Sunday, March 20, 2011
In my previous post, I discussed how we are witnessing shifts of energy – in which things are coming to an end so that new beginnings rise out of the ashes. My father currently undergoes his own transition as he begins the process of “wrapping up” life as he’s known it in the home on Marksberry Road that he and my mother built from the ground up. Eighteen months have passed since my mom’s death, and the time has come to downsize, clear out my mother’s things collected over 69 years, and prepare to sell the homestead.
Dad has been going through drawers and boxes of papers and items that mom collected: article clippings – by the hundreds from Southern Living and Martha Stewart magazines; clippings from newspapers about events that touched her heart and instilled her hope and faith in humanity; office supplies for her never-ending mission to be perfectly organized; silk flower arrangement and craft supplies for the many Martha Stewart projects she did and planned to do; purchase receipts; owner manuals; warranty information; billing statements and invoices; cancelled checks; tax papers; bank and investment statements; maps and AAA books of every state she and my father visited; the list goes on! Dad mumbles as he sifts through it, tossing most things and keeping a few things as he moves towards this inevitable life transition.
This weekend, my family gathered in Owensboro to celebrate my little brother’s birthday with brunch at the Moonlight Bar-B-Cue, then a visit to my mother’s grave. Afterwards, we went through some of mom’s personal memorabilia that dad had set out for us. Steve took what he wanted; I took what I wanted, and the rest was tossed. I was amazed, and rather pleased, with the state of peacefulness I felt as I sifted through old photos, love letters my dad had written to mom in their youth, her baby gown and a lock of her baby hair. She’d kept letters I’d sent to her over the years and my baby scrapbook. She stored carefully my old Apollo band Field Commander uniforms, as well as her own wedding dress and one of my childhood coats, all of which she’d made. This woman, my mother, continues to amaze me, even still today. Upon bringing these items home, I sorted through some other belongings I’d collected two months after her death – jewelry, more photos, a notebook recording her family’s genealogy, and keepsakes of her younger years; again, feeling such inner peace within as I touched these items that strongly hold her energy.

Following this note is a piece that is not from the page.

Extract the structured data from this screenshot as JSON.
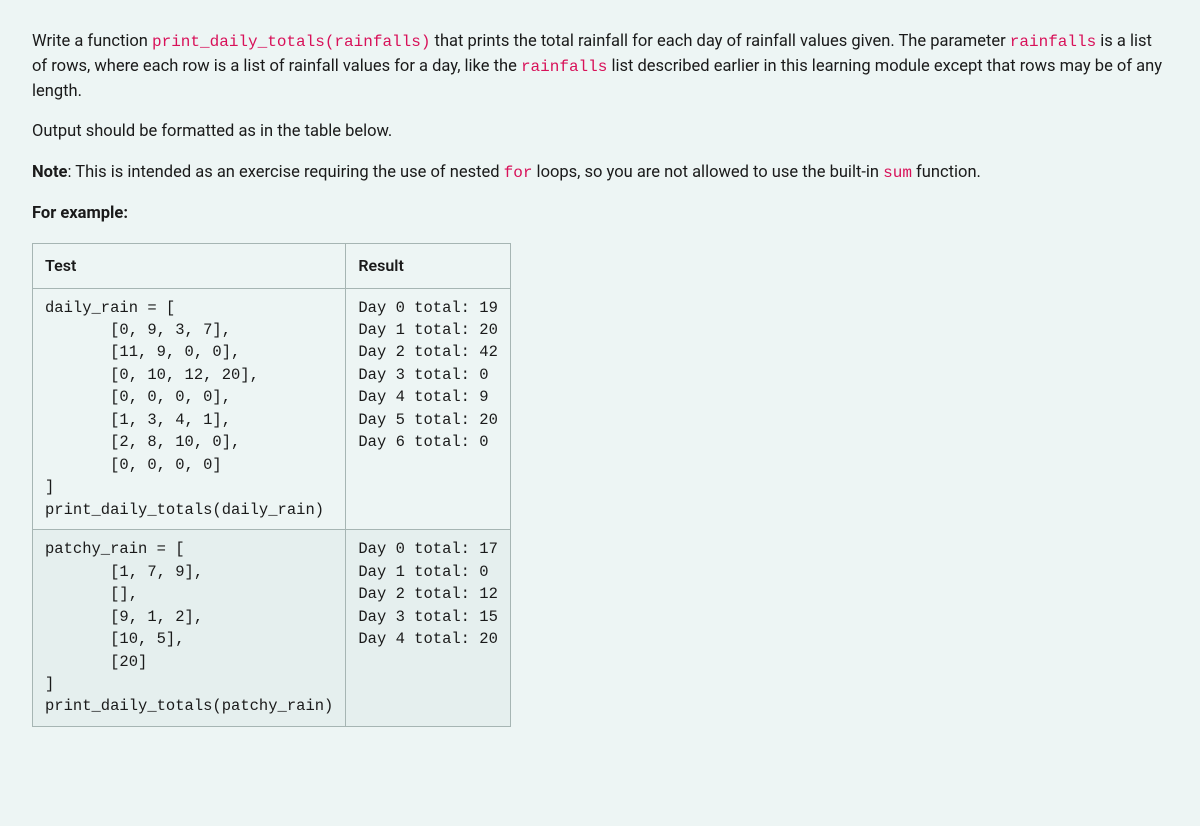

Though a great portion of this transition is my dad’s, it isn’t his transition alone. It’s my brother’s and mine, and even my sister-in-law’s and nephews. We’ve shared many memories in this house, on this land, with our neighbors and friends, grandmother, cousins, aunts and uncles, etc. I watched my mom and dad build this homestead with their blood, sweat, and yes, even tears of exhaustion and frustration, doing a little bit at a time over the thirty-five plus years they’ve lived there. My mom’s legacy lives on in her beautiful flower gardens. We’ve experienced a great deal of life on this place that overlooks beautiful Browns Valley, Kentucky: winter storms, birthdays, anniversaries, marriages, divorce, Sunday Smith family gatherings, heartaches, grandchildren, high school graduations, retirement, celebrations, disappointments, holidays, and the death of our matriarch.
Yes, grief over the loss of my mother finally eases its grip on my heart. The loss of a loved one means change, and I’m grateful to my dad for taking time to make this next and natural transition. He’s ready; my brother and I are ready. We want him safe, comfortable, and without worry of the huge responsibility of the homestead’s upkeep. And as time marches on, mom’s energetic presence permeates the household less as Dad has made it his home. He’s worked through the process of his grief, and we’ve paced with him. Several months ago, I felt dread around this impending transition, one much discussed over the last year. Today, I’m ready, willing and able to serve him for his highest and best, without the hooks of grief creating drama in and around the situation.
Does this mean the day he hands the keys to the house over that I won’t feel any emotion? Honestly, I don’t know. But I do know I will miss my homeplace. I will miss the comfort it has offered in times of upheaval in my life. It’s been a sanctuary, a retreat in my adult years. But the legacy of my mom and dad will forever live on in these eight acres to be enjoyed by another who I hope recognizes the depth and spiritual value of this piece of land and the house that sits upon it. More importantly, I hope the new owner will forever know and appreciate the energy of the love with which it was created.